- [Supplied records]
—————

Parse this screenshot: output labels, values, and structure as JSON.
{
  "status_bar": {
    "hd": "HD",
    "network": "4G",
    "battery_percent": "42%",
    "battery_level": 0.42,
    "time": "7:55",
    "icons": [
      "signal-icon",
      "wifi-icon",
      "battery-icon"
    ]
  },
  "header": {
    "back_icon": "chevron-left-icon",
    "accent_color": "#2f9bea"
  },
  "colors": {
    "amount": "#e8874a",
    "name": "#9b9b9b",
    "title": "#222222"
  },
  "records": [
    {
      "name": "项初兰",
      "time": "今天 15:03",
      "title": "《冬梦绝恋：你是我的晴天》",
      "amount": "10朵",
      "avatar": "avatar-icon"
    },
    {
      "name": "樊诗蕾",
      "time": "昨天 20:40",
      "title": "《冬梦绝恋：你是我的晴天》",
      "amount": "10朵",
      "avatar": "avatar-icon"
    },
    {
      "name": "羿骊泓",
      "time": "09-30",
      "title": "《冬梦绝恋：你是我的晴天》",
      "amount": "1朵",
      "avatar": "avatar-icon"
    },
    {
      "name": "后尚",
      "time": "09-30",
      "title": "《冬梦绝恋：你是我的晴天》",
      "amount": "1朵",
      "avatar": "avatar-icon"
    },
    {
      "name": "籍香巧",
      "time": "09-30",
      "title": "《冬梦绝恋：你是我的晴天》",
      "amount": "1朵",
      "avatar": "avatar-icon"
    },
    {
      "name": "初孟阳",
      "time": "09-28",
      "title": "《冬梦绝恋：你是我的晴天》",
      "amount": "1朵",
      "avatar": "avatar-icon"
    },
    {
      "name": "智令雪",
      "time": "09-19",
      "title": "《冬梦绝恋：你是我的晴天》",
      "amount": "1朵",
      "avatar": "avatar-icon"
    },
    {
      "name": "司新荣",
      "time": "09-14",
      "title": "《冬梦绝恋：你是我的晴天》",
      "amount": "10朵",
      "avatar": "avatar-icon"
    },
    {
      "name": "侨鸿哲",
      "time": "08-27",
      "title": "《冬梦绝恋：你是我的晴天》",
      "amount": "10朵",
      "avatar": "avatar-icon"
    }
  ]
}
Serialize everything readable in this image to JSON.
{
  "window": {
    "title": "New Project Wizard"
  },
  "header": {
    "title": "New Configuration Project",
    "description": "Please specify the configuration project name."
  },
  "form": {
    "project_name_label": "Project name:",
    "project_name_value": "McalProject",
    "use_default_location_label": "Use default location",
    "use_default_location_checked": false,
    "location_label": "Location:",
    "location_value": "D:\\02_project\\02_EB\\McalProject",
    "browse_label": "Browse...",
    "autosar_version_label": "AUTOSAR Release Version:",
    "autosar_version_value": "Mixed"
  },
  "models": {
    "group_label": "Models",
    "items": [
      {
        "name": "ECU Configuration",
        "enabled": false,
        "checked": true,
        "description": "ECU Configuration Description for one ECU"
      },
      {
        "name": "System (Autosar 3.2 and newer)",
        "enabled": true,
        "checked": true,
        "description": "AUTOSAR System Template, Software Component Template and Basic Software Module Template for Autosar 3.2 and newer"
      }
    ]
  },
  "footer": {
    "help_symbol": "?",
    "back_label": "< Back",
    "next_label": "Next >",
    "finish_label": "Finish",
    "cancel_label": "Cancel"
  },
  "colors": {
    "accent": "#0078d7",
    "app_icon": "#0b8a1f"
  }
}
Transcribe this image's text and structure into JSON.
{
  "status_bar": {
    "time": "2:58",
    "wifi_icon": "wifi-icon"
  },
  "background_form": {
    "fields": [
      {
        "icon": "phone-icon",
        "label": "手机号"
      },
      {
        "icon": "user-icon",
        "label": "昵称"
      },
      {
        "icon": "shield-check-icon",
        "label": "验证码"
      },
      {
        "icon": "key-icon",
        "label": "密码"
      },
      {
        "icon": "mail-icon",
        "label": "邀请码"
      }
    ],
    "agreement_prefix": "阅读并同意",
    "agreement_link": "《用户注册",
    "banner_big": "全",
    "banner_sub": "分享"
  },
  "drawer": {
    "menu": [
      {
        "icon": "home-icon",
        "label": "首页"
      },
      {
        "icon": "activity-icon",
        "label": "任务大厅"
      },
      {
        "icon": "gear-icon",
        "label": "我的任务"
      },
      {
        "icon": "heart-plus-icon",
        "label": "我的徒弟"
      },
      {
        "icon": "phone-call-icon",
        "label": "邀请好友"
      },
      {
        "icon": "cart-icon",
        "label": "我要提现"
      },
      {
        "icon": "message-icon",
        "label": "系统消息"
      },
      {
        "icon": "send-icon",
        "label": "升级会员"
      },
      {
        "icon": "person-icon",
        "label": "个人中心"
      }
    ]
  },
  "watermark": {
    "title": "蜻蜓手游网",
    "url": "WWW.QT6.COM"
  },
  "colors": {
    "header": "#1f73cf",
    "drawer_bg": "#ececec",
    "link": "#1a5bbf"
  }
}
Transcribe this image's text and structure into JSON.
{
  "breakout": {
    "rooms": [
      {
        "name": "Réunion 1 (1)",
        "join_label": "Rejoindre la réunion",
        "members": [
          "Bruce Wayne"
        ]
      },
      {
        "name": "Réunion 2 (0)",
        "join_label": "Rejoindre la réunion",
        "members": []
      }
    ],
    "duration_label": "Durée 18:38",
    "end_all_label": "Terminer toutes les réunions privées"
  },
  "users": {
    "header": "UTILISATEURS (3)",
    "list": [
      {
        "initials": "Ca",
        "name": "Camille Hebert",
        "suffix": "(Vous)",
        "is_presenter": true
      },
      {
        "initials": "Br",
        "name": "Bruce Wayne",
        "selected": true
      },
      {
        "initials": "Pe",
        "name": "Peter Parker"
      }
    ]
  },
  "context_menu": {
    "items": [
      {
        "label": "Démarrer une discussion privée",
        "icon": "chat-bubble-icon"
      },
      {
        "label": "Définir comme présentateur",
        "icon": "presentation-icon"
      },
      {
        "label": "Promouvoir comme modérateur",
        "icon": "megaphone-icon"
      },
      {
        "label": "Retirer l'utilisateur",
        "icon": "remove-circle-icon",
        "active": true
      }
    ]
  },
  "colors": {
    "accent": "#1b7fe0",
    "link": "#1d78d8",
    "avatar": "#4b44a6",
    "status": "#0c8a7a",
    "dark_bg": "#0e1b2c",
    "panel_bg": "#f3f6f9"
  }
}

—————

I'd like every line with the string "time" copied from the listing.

    "time": "7:55",
      "time": "今天 15:03",
      "time": "昨天 20:40",
      "time": "09-30",
      "time": "09-30",
      "time": "09-30",
      "time": "09-28",
      "time": "09-19",
      "time": "09-14",
      "time": "08-27",
    "time": "2:58",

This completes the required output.